A FEW DERANGED, mentally ill and brain-addled addicts on Kamloops’ streets get a lot of attention. But don’t label all the homeless as troublemakers.
“When you have them back on the street in a short period of time, it is frustrating,” said Lecky.
“And it does challenge us in terms of being able to manage the risk… whether the risk for these offenders to continue offending, whether it be violence or property crime. It’s really going to create some pressure on us to be able to put an end to that.”
Some of the homeless are just regular folk who choose to live outdoors. I get that.
I first met my neighbour Paul when he was living in a river bank one block from my house in Westsyde. I say “my neighbour” because, except that he lived outside, he was friendlier than some of my neighbours.
Although he lived nearby, Paul was hard to find.
I discovered his campsite when I noticed that the grass had been disturbed down a steep river bank. Curious, I carefully descended the bank and found myself in an almost impenetrable thicket.
A voice came from my left: “Come around this way, it’s easier,” as he welcomed me to his humble abode. Paul, in his forties, had notched a level spot in the river bank and strung a tarp over his shelter; his modest belongings arranged around him. He introduced himself and I sat down to chat.
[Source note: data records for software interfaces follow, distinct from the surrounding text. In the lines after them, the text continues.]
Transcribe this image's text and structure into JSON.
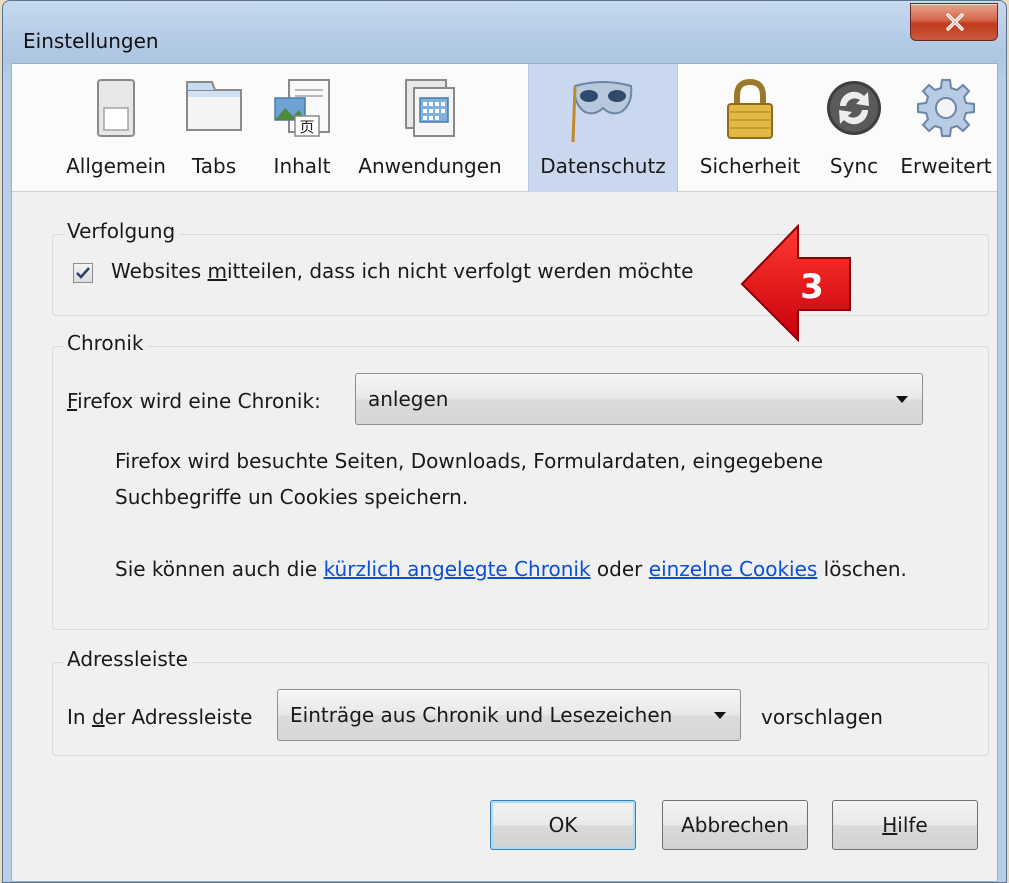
{
  "window": {
    "title": "Einstellungen",
    "close_icon": "close-icon"
  },
  "toolbar": {
    "items": [
      {
        "label": "Allgemein",
        "icon": "switch-icon",
        "selected": false
      },
      {
        "label": "Tabs",
        "icon": "tab-window-icon",
        "selected": false
      },
      {
        "label": "Inhalt",
        "icon": "content-image-icon",
        "selected": false
      },
      {
        "label": "Anwendungen",
        "icon": "applications-icon",
        "selected": false
      },
      {
        "label": "Datenschutz",
        "icon": "mask-icon",
        "selected": true
      },
      {
        "label": "Sicherheit",
        "icon": "padlock-icon",
        "selected": false
      },
      {
        "label": "Sync",
        "icon": "sync-icon",
        "selected": false
      },
      {
        "label": "Erweitert",
        "icon": "gear-icon",
        "selected": false
      }
    ]
  },
  "tracking": {
    "legend": "Verfolgung",
    "checkbox_label_pre": "Websites ",
    "checkbox_label_accel": "m",
    "checkbox_label_post": "itteilen, dass ich nicht verfolgt werden möchte",
    "checked": true
  },
  "annotation": {
    "number": "3",
    "color": "#e8101a"
  },
  "history": {
    "legend": "Chronik",
    "select_label_accel": "F",
    "select_label_rest": "irefox wird eine Chronik:",
    "select_value": "anlegen",
    "description_line1": "Firefox wird besuchte Seiten, Downloads, Formulardaten, eingegebene",
    "description_line2": "Suchbegriffe un  Cookies speichern.",
    "clear_text_pre": "Sie können auch die ",
    "clear_link1": "kürzlich angelegte Chronik",
    "clear_text_mid": " oder ",
    "clear_link2": "einzelne Cookies",
    "clear_text_post": " löschen."
  },
  "addressbar": {
    "legend": "Adressleiste",
    "label_pre": "In ",
    "label_accel": "d",
    "label_post": "er Adressleiste",
    "select_value": "Einträge aus Chronik und Lesezeichen",
    "suffix": "vorschlagen"
  },
  "buttons": {
    "ok": "OK",
    "cancel": "Abbrechen",
    "help_accel": "H",
    "help_rest": "ilfe"
  }
}
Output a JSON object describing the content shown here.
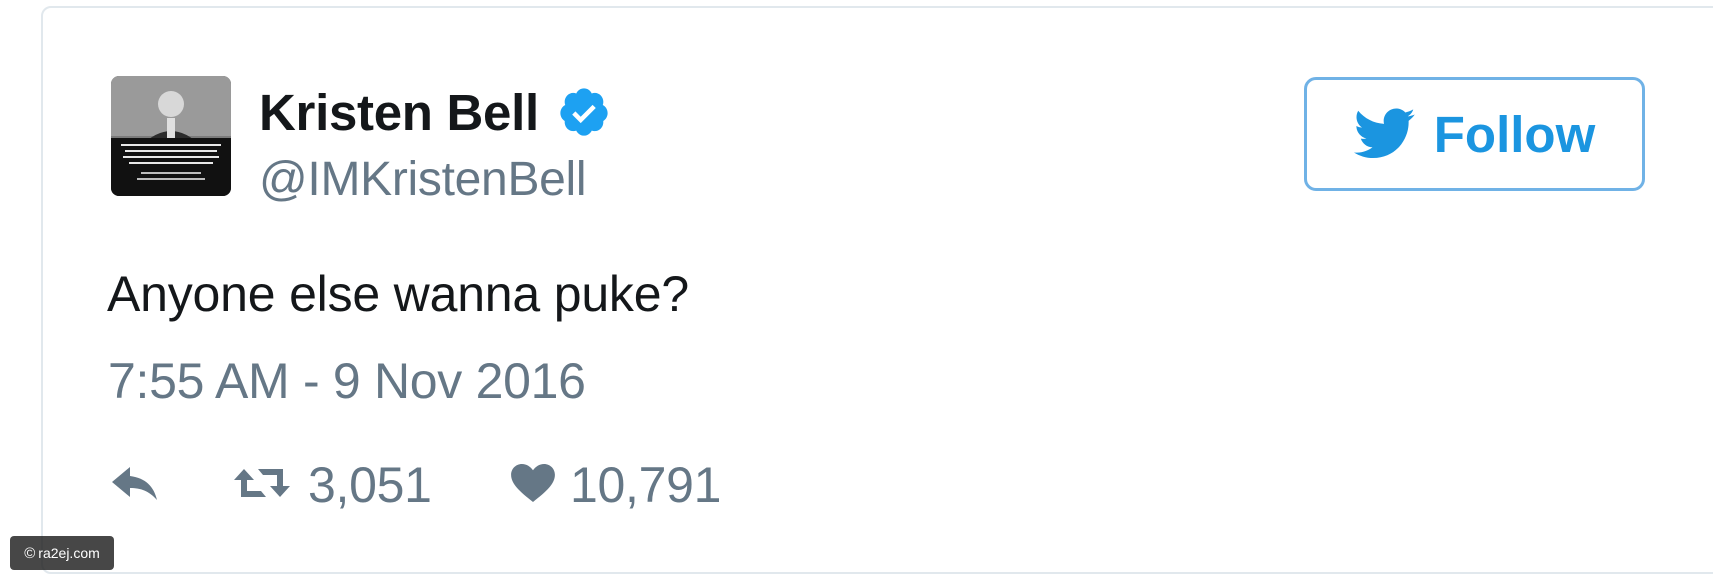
{
  "tweet": {
    "display_name": "Kristen Bell",
    "handle": "@IMKristenBell",
    "text": "Anyone else wanna puke?",
    "timestamp": "7:55 AM - 9 Nov 2016",
    "verified": true
  },
  "follow_button": {
    "label": "Follow"
  },
  "actions": {
    "retweet_count": "3,051",
    "like_count": "10,791"
  },
  "watermark": {
    "text": "ra2ej.com",
    "symbol": "©"
  },
  "colors": {
    "twitter_blue": "#1b95e0",
    "verified_blue": "#1da1f2",
    "text_primary": "#14171a",
    "text_secondary": "#657786",
    "border": "#e1e8ed"
  }
}
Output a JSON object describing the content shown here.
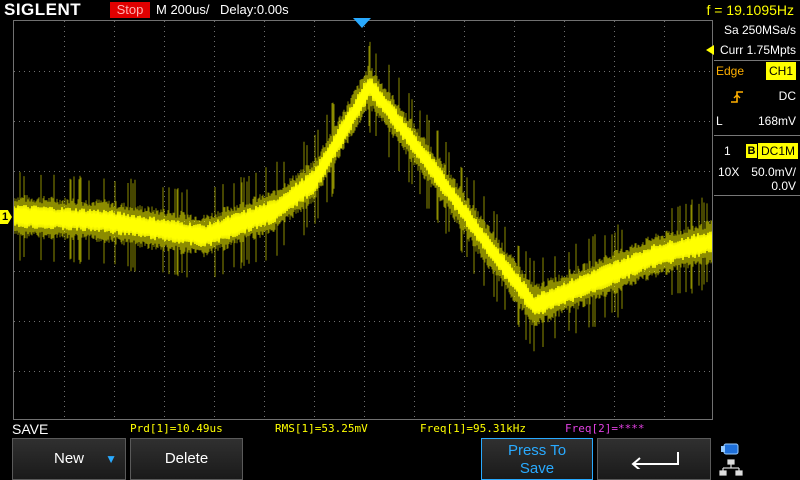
{
  "header": {
    "brand": "SIGLENT",
    "run_state": "Stop",
    "timebase": "M 200us/",
    "delay": "Delay:0.00s",
    "frequency": "f = 19.1095Hz"
  },
  "acquisition": {
    "sample_rate": "Sa 250MSa/s",
    "memory_depth": "Curr 1.75Mpts"
  },
  "trigger": {
    "type": "Edge",
    "source": "CH1",
    "coupling": "DC",
    "level_tag": "L",
    "level": "168mV",
    "slope_icon": "rising-edge-icon"
  },
  "channel1": {
    "number": "1",
    "bw_badge": "B",
    "coupling": "DC1M",
    "probe": "10X",
    "vdiv": "50.0mV/",
    "offset": "0.0V",
    "marker": "1",
    "color": "#ffff00"
  },
  "menu": {
    "title": "SAVE"
  },
  "measurements": [
    "Prd[1]=10.49us",
    "RMS[1]=53.25mV",
    "Freq[1]=95.31kHz",
    "Freq[2]=****"
  ],
  "softkeys": {
    "new": "New",
    "delete": "Delete",
    "press_to_save_line1": "Press To",
    "press_to_save_line2": "Save"
  },
  "colors": {
    "accent": "#29aaff",
    "run_state": "#e00000",
    "ch2": "#e040e0"
  }
}
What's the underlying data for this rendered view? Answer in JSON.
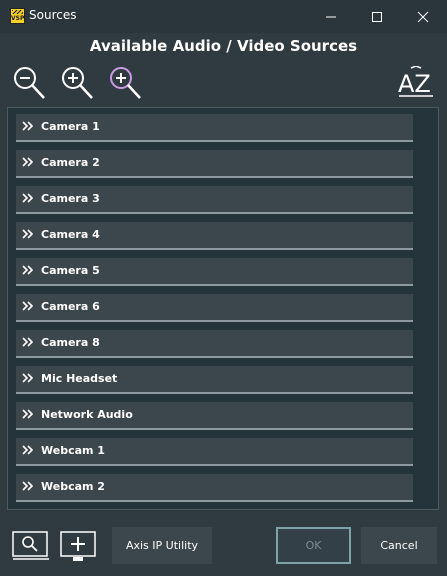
{
  "window": {
    "title": "Sources",
    "logo_text": "VSP"
  },
  "heading": "Available Audio / Video Sources",
  "toolbar": {
    "zoom_out_icon": "zoom-out-icon",
    "zoom_in_icon": "zoom-in-icon",
    "zoom_reset_icon": "zoom-reset-icon",
    "sort_label": "AZ"
  },
  "sources": [
    {
      "label": "Camera 1"
    },
    {
      "label": "Camera 2"
    },
    {
      "label": "Camera 3"
    },
    {
      "label": "Camera 4"
    },
    {
      "label": "Camera 5"
    },
    {
      "label": "Camera 6"
    },
    {
      "label": "Camera 8"
    },
    {
      "label": "Mic Headset"
    },
    {
      "label": "Network Audio"
    },
    {
      "label": "Webcam 1"
    },
    {
      "label": "Webcam 2"
    }
  ],
  "buttons": {
    "axis": "Axis IP Utility",
    "ok": "OK",
    "cancel": "Cancel"
  },
  "colors": {
    "background": "#2f3b41",
    "item": "#3b474d",
    "ok_border": "#7fa2a8",
    "zoom_reset_accent": "#c99be0"
  }
}
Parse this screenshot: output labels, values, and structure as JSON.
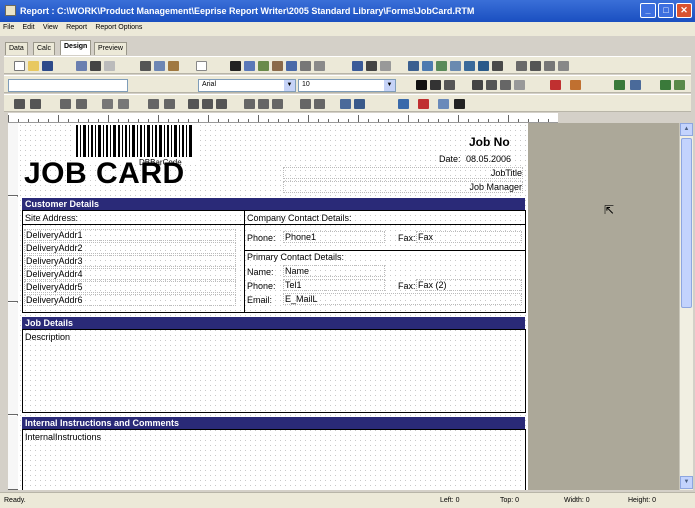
{
  "window": {
    "title": "Report : C:\\WORK\\Product Management\\Eeprise Report Writer\\2005 Standard Library\\Forms\\JobCard.RTM",
    "controls": [
      "minimize",
      "maximize",
      "close"
    ]
  },
  "menu": [
    "File",
    "Edit",
    "View",
    "Report",
    "Report Options"
  ],
  "tabs": [
    "Data",
    "Calc",
    "Design",
    "Preview"
  ],
  "active_tab": "Design",
  "format": {
    "font_name": "Arial",
    "font_size": "10"
  },
  "report": {
    "job_no_label": "Job No",
    "date_label": "Date:",
    "date_value": "08.05.2006",
    "job_title": "JobTitle",
    "job_manager": "Job Manager",
    "dbbarcode": "DBBarCode",
    "title": "JOB CARD",
    "customer_details": "Customer Details",
    "site_address": "Site Address:",
    "addresses": [
      "DeliveryAddr1",
      "DeliveryAddr2",
      "DeliveryAddr3",
      "DeliveryAddr4",
      "DeliveryAddr5",
      "DeliveryAddr6"
    ],
    "company_contact": "Company Contact Details:",
    "phone_label": "Phone:",
    "phone_value": "Phone1",
    "fax_label": "Fax:",
    "fax_value": "Fax",
    "primary_contact": "Primary Contact Details:",
    "name_label": "Name:",
    "name_value": "Name",
    "phone2_label": "Phone:",
    "phone2_value": "Tel1",
    "fax2_label": "Fax:",
    "fax2_value": "Fax (2)",
    "email_label": "Email:",
    "email_value": "E_MailL",
    "job_details": "Job Details",
    "description": "Description",
    "internal_header": "Internal Instructions and Comments",
    "internal_instructions": "InternalInstructions"
  },
  "status": {
    "state": "Ready.",
    "left": "Left: 0",
    "top": "Top: 0",
    "width": "Width: 0",
    "height": "Height: 0"
  },
  "colors": {
    "band_header": "#2a2a78",
    "titlebar": "#1a4fc0"
  }
}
Years ago, Paul had been a sheltered neighbour just a few blocks away. After his divorce, he lost his house and wandered around from town to town before returning to Kamloops. He was outgoing and happy to tell me his life story. We exchanged cell phone numbers and I left.
When I went back a few months later, Paul was gone.
I understand the appeal of living outside. When I hitchhiked in Australia, I used to set up camp in the bush near small towns. I’d walk into town; my gear stowed in what I hoped would be in an undetected spot.
It was a great way to travel. I’d buy groceries and hang out with locals in the pub.
However, being homeless and living on the street is not so idyllic. It can be a living hell. According to the most recent survey of Kamloops’ homeless, 40 per cent of those surveyed were first homeless from ages 10 to 19. Many of those “aged out” of foster care with few survival skills.
Almost one-half of respondents identified as indigenous.
Not only do many of these teenagers have few life skills, they can have disabilities such as Foetal Alcohol Syndrome (FAS). That leaves them vulnerable to exploitation by unscrupulous individuals. They become a resource in the quagmire of street life; in prostitution and dealing drugs.
For indigenous street people who have aged out of the foster care system, the loss of identity is debilitating. They are doubly resentful of a system that is rigged against them – stripped of their culture and exploited by a toxic street culture.
If young people weren’t mentally ill and addicted to begin with, the gritty street life will soon make them so.
Regrettably, low-cost housing will not solve their devastating problems. At one time they might have been cared for in institutions such as Tranquille.
Now their future looks bleak.
David Charbonneau is a retired TRU electronics instructor who hosts a blog at http://www.eyeviewkamloops.wordpress.com.